Have you ever met for the first time someone you expected to dislike because you had heard negative or nasty things about him or her? But then, after you had met, you actually liked that person, and maybe even became friends? Your liking this person came as something of a surprise, because you had been biased against him or her. You had heard some piece of gossip, or been told something you really didn’t have a need or a right to know. As a result, that person almost didn’t get a chance to make a good first impression, because he or she had been given a bad name by somebody else.
And that’s not fair, is it? Our Church teaches that everyone has a right to a good reputation, and that it’s a sin to gossip or reveal things about people that others shouldn’t hear. To do that is to violate a person’s privacy, hurt their relationships with others, and maybe even put them in danger in some way. People can end up losing their jobs, for instance, because of gossip. And as the “greatest generation” used to be reminded: “Loose lips sink ships.”

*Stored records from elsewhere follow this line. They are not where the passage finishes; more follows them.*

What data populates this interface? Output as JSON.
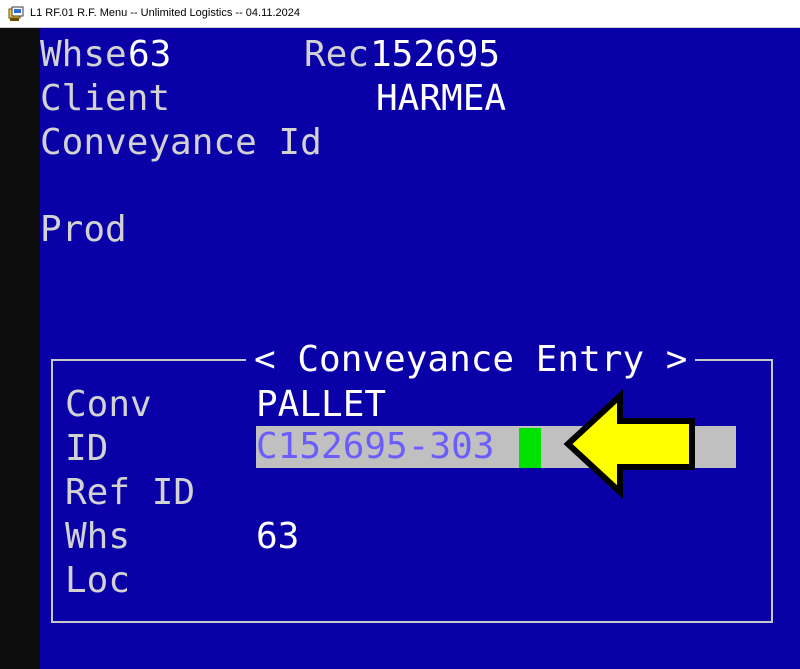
{
  "window": {
    "title": "L1 RF.01 R.F. Menu -- Unlimited Logistics -- 04.11.2024",
    "icon": "terminal-app-icon"
  },
  "header": {
    "whse_label": "Whse",
    "whse_value": "63",
    "rec_label": "Rec",
    "rec_value": "152695",
    "client_label": "Client",
    "client_value": "HARMEA",
    "conveyance_id_label": "Conveyance Id",
    "prod_label": "Prod"
  },
  "dialog": {
    "title": "< Conveyance Entry >",
    "conv_label": "Conv",
    "conv_value": "PALLET",
    "id_label": "ID",
    "id_value": "C152695-303",
    "ref_id_label": "Ref ID",
    "whs_label": "Whs",
    "whs_value": "63",
    "loc_label": "Loc"
  },
  "annotation": {
    "arrow_icon": "arrow-left-icon",
    "arrow_color": "#ffff00"
  },
  "colors": {
    "screen_bg": "#0a00a8",
    "label_text": "#d2d2d2",
    "value_text": "#ffffff",
    "field_bg": "#c0c0c0",
    "field_text": "#6b5cff",
    "cursor": "#00e100"
  }
}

Just consider what Jesus taught in today’s gospel. Whenever someone has offended or hurt us in some way, we are to first of all approach that person in private in the hope of resolving the situation. We aren’t to go around telling everyone how this person hurt us or how we think that he or she is a jerk. Jesus knows that it’s tempting to do this, because “Misery loves company.” It can feel good to get other people on “our side” of the conflict. Not only do we receive sympathy, it’s a way for us to “get back” at that person by making him or her look bad in another’s eyes. When we gossip about a person who has hurt us, or maybe even just really annoys us, our real intention is to punish.
As today’s gospel makes clear, this is not something our Lord wants us to do. Gossiping is referred to as the sin of “detraction,” it detracts from a person’s reputation and takes the shine of his or her good name. Gossiping, to say the least, is not an act of love. It’s ironic, therefore, that sometimes we do it about the very people we should love the most. Husband and wives, for instance, sometimes complain about their spouse’s behavior to their friends or acquaintances. They say things like: “My husband is so clueless; he can’t even screw in a light bulb.” Or, “My wife is such an airhead: she can’t even balance a checkbook.” Or, “He’d rather go fishing than spend time with his family.” Or, “If I spent the way she did, we’d be in the poorhouse.” If people said things like this to us about our spouses, we’d get angry and come to their defense. But we don’t hesitate to say these things ourselves.
There may be truth to what we say. But saying it doesn’t improve the situation or resolve the problem or help the relationship to heal or grow. Sometimes we’ll excuse ourselves by thinking that now we’ve gotten it off our chest, we won’t fight with our spouse later. But that’s baloney. All we accomplish is to make someone we love look bad in the eyes of others. And what will they think of our spouse the next time they see him or her? They’ll remember what you said, and look down upon your spouse. You’ve given them a bad reputation, and the harm we’ve caused can be almost impossible to repair. The damage is done.
Great damage can be done by gossip in the workplace, too. We’ve all experienced it, if we’ve ever had a job. And it’s hard to resist, sometimes because it sounds so juicy, and sometimes because we don’t want to be left out of the crowd and miss what’s being said. But workplace gossip wastes time, lessens productivity, poisons workplace morale, leads to divisions and cliques, and can ruin reputations and careers. A recent poll revealed that 60 percent of us rate “workplace gossip” as our number one on-the-job pet peeve.
These days, we might even say that we’re drowning in a virtual sea of gossip. There are nearly 400 gossip magazines on newsstands devoted to nothing more than revealing intimate details of the social and personal lives of celebrities and other public figures- things we don’t need to know and, I add, we shouldn’t seek to know or pay to learn about. Add to this the gossip spread around the internet through blogs, tweets, and Facebook, and what we have is something like a tsunami.
On our own, we probably can’t hope to stop it. But we can make a choice not to contribute to it. Let’s walk away from the water-cooler scuttlebutt, refuse to buy the trashy magazines, and not visit the offending websites. And most of all, let’s keep guard over what comes out of our mouths. It may be that someone may have hurt us, but that doesn’t mean that everyone and their brother needs to know about it. Because according to Jesus, we should treat the person we’re talking about as our brother. And he wants us to “win them over.” Not put them down.
Readings for today’s Mass: http://www.usccb.org/bible/readings/090411.cfm